Task item> Every record below should be printed again exactly, with its pictures removed.

Start of Block

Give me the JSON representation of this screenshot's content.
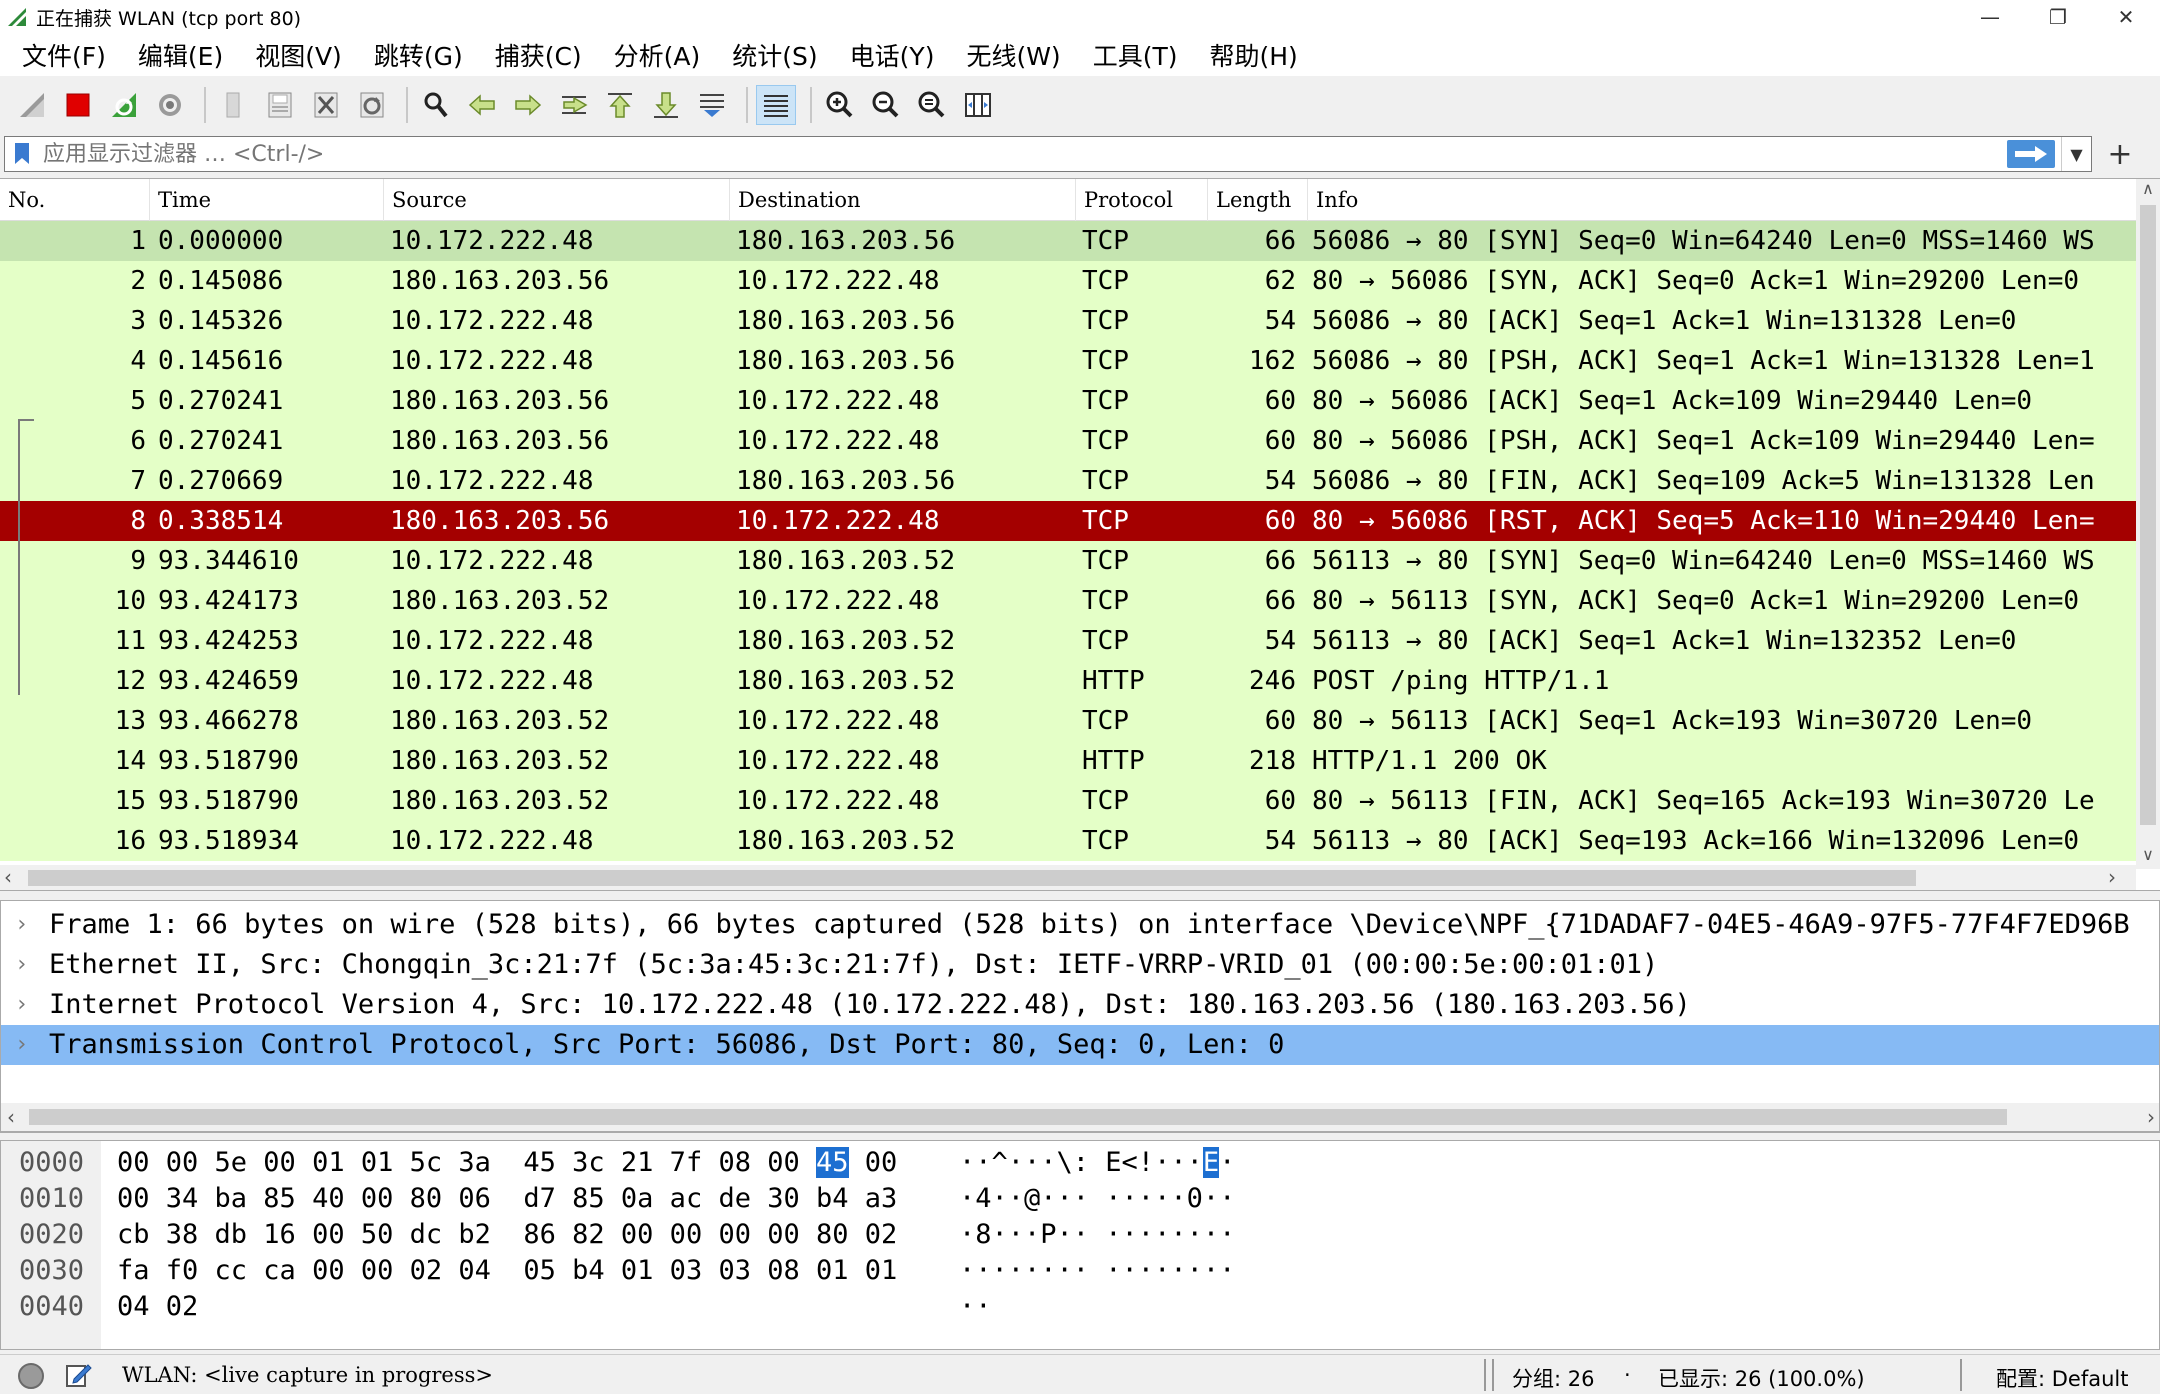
{
  "window": {
    "title": "正在捕获 WLAN (tcp port 80)",
    "minimize": "—",
    "restore": "❐",
    "close": "✕"
  },
  "menu": [
    "文件(F)",
    "编辑(E)",
    "视图(V)",
    "跳转(G)",
    "捕获(C)",
    "分析(A)",
    "统计(S)",
    "电话(Y)",
    "无线(W)",
    "工具(T)",
    "帮助(H)"
  ],
  "filter": {
    "placeholder": "应用显示过滤器 … <Ctrl-/>",
    "add": "+"
  },
  "columns": {
    "no": "No.",
    "time": "Time",
    "source": "Source",
    "destination": "Destination",
    "protocol": "Protocol",
    "length": "Length",
    "info": "Info"
  },
  "packets": [
    {
      "no": "1",
      "time": "0.000000",
      "src": "10.172.222.48",
      "dst": "180.163.203.56",
      "proto": "TCP",
      "len": "66",
      "info": "56086 → 80 [SYN] Seq=0 Win=64240 Len=0 MSS=1460 WS"
    },
    {
      "no": "2",
      "time": "0.145086",
      "src": "180.163.203.56",
      "dst": "10.172.222.48",
      "proto": "TCP",
      "len": "62",
      "info": "80 → 56086 [SYN, ACK] Seq=0 Ack=1 Win=29200 Len=0"
    },
    {
      "no": "3",
      "time": "0.145326",
      "src": "10.172.222.48",
      "dst": "180.163.203.56",
      "proto": "TCP",
      "len": "54",
      "info": "56086 → 80 [ACK] Seq=1 Ack=1 Win=131328 Len=0"
    },
    {
      "no": "4",
      "time": "0.145616",
      "src": "10.172.222.48",
      "dst": "180.163.203.56",
      "proto": "TCP",
      "len": "162",
      "info": "56086 → 80 [PSH, ACK] Seq=1 Ack=1 Win=131328 Len=1"
    },
    {
      "no": "5",
      "time": "0.270241",
      "src": "180.163.203.56",
      "dst": "10.172.222.48",
      "proto": "TCP",
      "len": "60",
      "info": "80 → 56086 [ACK] Seq=1 Ack=109 Win=29440 Len=0"
    },
    {
      "no": "6",
      "time": "0.270241",
      "src": "180.163.203.56",
      "dst": "10.172.222.48",
      "proto": "TCP",
      "len": "60",
      "info": "80 → 56086 [PSH, ACK] Seq=1 Ack=109 Win=29440 Len="
    },
    {
      "no": "7",
      "time": "0.270669",
      "src": "10.172.222.48",
      "dst": "180.163.203.56",
      "proto": "TCP",
      "len": "54",
      "info": "56086 → 80 [FIN, ACK] Seq=109 Ack=5 Win=131328 Len"
    },
    {
      "no": "8",
      "time": "0.338514",
      "src": "180.163.203.56",
      "dst": "10.172.222.48",
      "proto": "TCP",
      "len": "60",
      "info": "80 → 56086 [RST, ACK] Seq=5 Ack=110 Win=29440 Len="
    },
    {
      "no": "9",
      "time": "93.344610",
      "src": "10.172.222.48",
      "dst": "180.163.203.52",
      "proto": "TCP",
      "len": "66",
      "info": "56113 → 80 [SYN] Seq=0 Win=64240 Len=0 MSS=1460 WS"
    },
    {
      "no": "10",
      "time": "93.424173",
      "src": "180.163.203.52",
      "dst": "10.172.222.48",
      "proto": "TCP",
      "len": "66",
      "info": "80 → 56113 [SYN, ACK] Seq=0 Ack=1 Win=29200 Len=0"
    },
    {
      "no": "11",
      "time": "93.424253",
      "src": "10.172.222.48",
      "dst": "180.163.203.52",
      "proto": "TCP",
      "len": "54",
      "info": "56113 → 80 [ACK] Seq=1 Ack=1 Win=132352 Len=0"
    },
    {
      "no": "12",
      "time": "93.424659",
      "src": "10.172.222.48",
      "dst": "180.163.203.52",
      "proto": "HTTP",
      "len": "246",
      "info": "POST /ping HTTP/1.1"
    },
    {
      "no": "13",
      "time": "93.466278",
      "src": "180.163.203.52",
      "dst": "10.172.222.48",
      "proto": "TCP",
      "len": "60",
      "info": "80 → 56113 [ACK] Seq=1 Ack=193 Win=30720 Len=0"
    },
    {
      "no": "14",
      "time": "93.518790",
      "src": "180.163.203.52",
      "dst": "10.172.222.48",
      "proto": "HTTP",
      "len": "218",
      "info": "HTTP/1.1 200 OK"
    },
    {
      "no": "15",
      "time": "93.518790",
      "src": "180.163.203.52",
      "dst": "10.172.222.48",
      "proto": "TCP",
      "len": "60",
      "info": "80 → 56113 [FIN, ACK] Seq=165 Ack=193 Win=30720 Le"
    },
    {
      "no": "16",
      "time": "93.518934",
      "src": "10.172.222.48",
      "dst": "180.163.203.52",
      "proto": "TCP",
      "len": "54",
      "info": "56113 → 80 [ACK] Seq=193 Ack=166 Win=132096 Len=0"
    }
  ],
  "details": [
    {
      "text": "Frame 1: 66 bytes on wire (528 bits), 66 bytes captured (528 bits) on interface \\Device\\NPF_{71DADAF7-04E5-46A9-97F5-77F4F7ED96B"
    },
    {
      "text": "Ethernet II, Src: Chongqin_3c:21:7f (5c:3a:45:3c:21:7f), Dst: IETF-VRRP-VRID_01 (00:00:5e:00:01:01)"
    },
    {
      "text": "Internet Protocol Version 4, Src: 10.172.222.48 (10.172.222.48), Dst: 180.163.203.56 (180.163.203.56)"
    },
    {
      "text": "Transmission Control Protocol, Src Port: 56086, Dst Port: 80, Seq: 0, Len: 0"
    }
  ],
  "bytes": [
    {
      "off": "0000",
      "hex_a": "00 00 5e 00 01 01 5c 3a  45 3c 21 7f 08 00 ",
      "hex_hl": "45",
      "hex_b": " 00",
      "asc_a": "··^···\\: E<!···",
      "asc_hl": "E",
      "asc_b": "·"
    },
    {
      "off": "0010",
      "hex_a": "00 34 ba 85 40 00 80 06  d7 85 0a ac de 30 b4 a3",
      "hex_hl": "",
      "hex_b": "",
      "asc_a": "·4··@··· ·····0··",
      "asc_hl": "",
      "asc_b": ""
    },
    {
      "off": "0020",
      "hex_a": "cb 38 db 16 00 50 dc b2  86 82 00 00 00 00 80 02",
      "hex_hl": "",
      "hex_b": "",
      "asc_a": "·8···P·· ········",
      "asc_hl": "",
      "asc_b": ""
    },
    {
      "off": "0030",
      "hex_a": "fa f0 cc ca 00 00 02 04  05 b4 01 03 03 08 01 01",
      "hex_hl": "",
      "hex_b": "",
      "asc_a": "········ ········",
      "asc_hl": "",
      "asc_b": ""
    },
    {
      "off": "0040",
      "hex_a": "04 02",
      "hex_hl": "",
      "hex_b": "",
      "asc_a": "··",
      "asc_hl": "",
      "asc_b": ""
    }
  ],
  "status": {
    "capture": "WLAN: <live capture in progress>",
    "packets": "分组: 26",
    "bullet": "·",
    "displayed": "已显示: 26 (100.0%)",
    "profile": "配置: Default"
  },
  "colors": {
    "row_green": "#e4ffc7",
    "row_selected": "#c5e4b0",
    "row_rst": "#a40000",
    "detail_selected": "#86baf4",
    "byte_highlight": "#1d6fd1"
  }
}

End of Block

Response to this exercise>
Give me the JSON representation of this screenshot's content.
{
  "window": {
    "title": "正在捕获 WLAN (tcp port 80)",
    "minimize": "—",
    "restore": "❐",
    "close": "✕"
  },
  "menu": [
    "文件(F)",
    "编辑(E)",
    "视图(V)",
    "跳转(G)",
    "捕获(C)",
    "分析(A)",
    "统计(S)",
    "电话(Y)",
    "无线(W)",
    "工具(T)",
    "帮助(H)"
  ],
  "filter": {
    "placeholder": "应用显示过滤器 … <Ctrl-/>",
    "add": "+"
  },
  "columns": {
    "no": "No.",
    "time": "Time",
    "source": "Source",
    "destination": "Destination",
    "protocol": "Protocol",
    "length": "Length",
    "info": "Info"
  },
  "packets": [
    {
      "no": "1",
      "time": "0.000000",
      "src": "10.172.222.48",
      "dst": "180.163.203.56",
      "proto": "TCP",
      "len": "66",
      "info": "56086 → 80 [SYN] Seq=0 Win=64240 Len=0 MSS=1460 WS"
    },
    {
      "no": "2",
      "time": "0.145086",
      "src": "180.163.203.56",
      "dst": "10.172.222.48",
      "proto": "TCP",
      "len": "62",
      "info": "80 → 56086 [SYN, ACK] Seq=0 Ack=1 Win=29200 Len=0"
    },
    {
      "no": "3",
      "time": "0.145326",
      "src": "10.172.222.48",
      "dst": "180.163.203.56",
      "proto": "TCP",
      "len": "54",
      "info": "56086 → 80 [ACK] Seq=1 Ack=1 Win=131328 Len=0"
    },
    {
      "no": "4",
      "time": "0.145616",
      "src": "10.172.222.48",
      "dst": "180.163.203.56",
      "proto": "TCP",
      "len": "162",
      "info": "56086 → 80 [PSH, ACK] Seq=1 Ack=1 Win=131328 Len=1"
    },
    {
      "no": "5",
      "time": "0.270241",
      "src": "180.163.203.56",
      "dst": "10.172.222.48",
      "proto": "TCP",
      "len": "60",
      "info": "80 → 56086 [ACK] Seq=1 Ack=109 Win=29440 Len=0"
    },
    {
      "no": "6",
      "time": "0.270241",
      "src": "180.163.203.56",
      "dst": "10.172.222.48",
      "proto": "TCP",
      "len": "60",
      "info": "80 → 56086 [PSH, ACK] Seq=1 Ack=109 Win=29440 Len="
    },
    {
      "no": "7",
      "time": "0.270669",
      "src": "10.172.222.48",
      "dst": "180.163.203.56",
      "proto": "TCP",
      "len": "54",
      "info": "56086 → 80 [FIN, ACK] Seq=109 Ack=5 Win=131328 Len"
    },
    {
      "no": "8",
      "time": "0.338514",
      "src": "180.163.203.56",
      "dst": "10.172.222.48",
      "proto": "TCP",
      "len": "60",
      "info": "80 → 56086 [RST, ACK] Seq=5 Ack=110 Win=29440 Len="
    },
    {
      "no": "9",
      "time": "93.344610",
      "src": "10.172.222.48",
      "dst": "180.163.203.52",
      "proto": "TCP",
      "len": "66",
      "info": "56113 → 80 [SYN] Seq=0 Win=64240 Len=0 MSS=1460 WS"
    },
    {
      "no": "10",
      "time": "93.424173",
      "src": "180.163.203.52",
      "dst": "10.172.222.48",
      "proto": "TCP",
      "len": "66",
      "info": "80 → 56113 [SYN, ACK] Seq=0 Ack=1 Win=29200 Len=0"
    },
    {
      "no": "11",
      "time": "93.424253",
      "src": "10.172.222.48",
      "dst": "180.163.203.52",
      "proto": "TCP",
      "len": "54",
      "info": "56113 → 80 [ACK] Seq=1 Ack=1 Win=132352 Len=0"
    },
    {
      "no": "12",
      "time": "93.424659",
      "src": "10.172.222.48",
      "dst": "180.163.203.52",
      "proto": "HTTP",
      "len": "246",
      "info": "POST /ping HTTP/1.1"
    },
    {
      "no": "13",
      "time": "93.466278",
      "src": "180.163.203.52",
      "dst": "10.172.222.48",
      "proto": "TCP",
      "len": "60",
      "info": "80 → 56113 [ACK] Seq=1 Ack=193 Win=30720 Len=0"
    },
    {
      "no": "14",
      "time": "93.518790",
      "src": "180.163.203.52",
      "dst": "10.172.222.48",
      "proto": "HTTP",
      "len": "218",
      "info": "HTTP/1.1 200 OK"
    },
    {
      "no": "15",
      "time": "93.518790",
      "src": "180.163.203.52",
      "dst": "10.172.222.48",
      "proto": "TCP",
      "len": "60",
      "info": "80 → 56113 [FIN, ACK] Seq=165 Ack=193 Win=30720 Le"
    },
    {
      "no": "16",
      "time": "93.518934",
      "src": "10.172.222.48",
      "dst": "180.163.203.52",
      "proto": "TCP",
      "len": "54",
      "info": "56113 → 80 [ACK] Seq=193 Ack=166 Win=132096 Len=0"
    }
  ],
  "details": [
    {
      "text": "Frame 1: 66 bytes on wire (528 bits), 66 bytes captured (528 bits) on interface \\Device\\NPF_{71DADAF7-04E5-46A9-97F5-77F4F7ED96B"
    },
    {
      "text": "Ethernet II, Src: Chongqin_3c:21:7f (5c:3a:45:3c:21:7f), Dst: IETF-VRRP-VRID_01 (00:00:5e:00:01:01)"
    },
    {
      "text": "Internet Protocol Version 4, Src: 10.172.222.48 (10.172.222.48), Dst: 180.163.203.56 (180.163.203.56)"
    },
    {
      "text": "Transmission Control Protocol, Src Port: 56086, Dst Port: 80, Seq: 0, Len: 0"
    }
  ],
  "bytes": [
    {
      "off": "0000",
      "hex_a": "00 00 5e 00 01 01 5c 3a  45 3c 21 7f 08 00 ",
      "hex_hl": "45",
      "hex_b": " 00",
      "asc_a": "··^···\\: E<!···",
      "asc_hl": "E",
      "asc_b": "·"
    },
    {
      "off": "0010",
      "hex_a": "00 34 ba 85 40 00 80 06  d7 85 0a ac de 30 b4 a3",
      "hex_hl": "",
      "hex_b": "",
      "asc_a": "·4··@··· ·····0··",
      "asc_hl": "",
      "asc_b": ""
    },
    {
      "off": "0020",
      "hex_a": "cb 38 db 16 00 50 dc b2  86 82 00 00 00 00 80 02",
      "hex_hl": "",
      "hex_b": "",
      "asc_a": "·8···P·· ········",
      "asc_hl": "",
      "asc_b": ""
    },
    {
      "off": "0030",
      "hex_a": "fa f0 cc ca 00 00 02 04  05 b4 01 03 03 08 01 01",
      "hex_hl": "",
      "hex_b": "",
      "asc_a": "········ ········",
      "asc_hl": "",
      "asc_b": ""
    },
    {
      "off": "0040",
      "hex_a": "04 02",
      "hex_hl": "",
      "hex_b": "",
      "asc_a": "··",
      "asc_hl": "",
      "asc_b": ""
    }
  ],
  "status": {
    "capture": "WLAN: <live capture in progress>",
    "packets": "分组: 26",
    "bullet": "·",
    "displayed": "已显示: 26 (100.0%)",
    "profile": "配置: Default"
  },
  "colors": {
    "row_green": "#e4ffc7",
    "row_selected": "#c5e4b0",
    "row_rst": "#a40000",
    "detail_selected": "#86baf4",
    "byte_highlight": "#1d6fd1"
  }
}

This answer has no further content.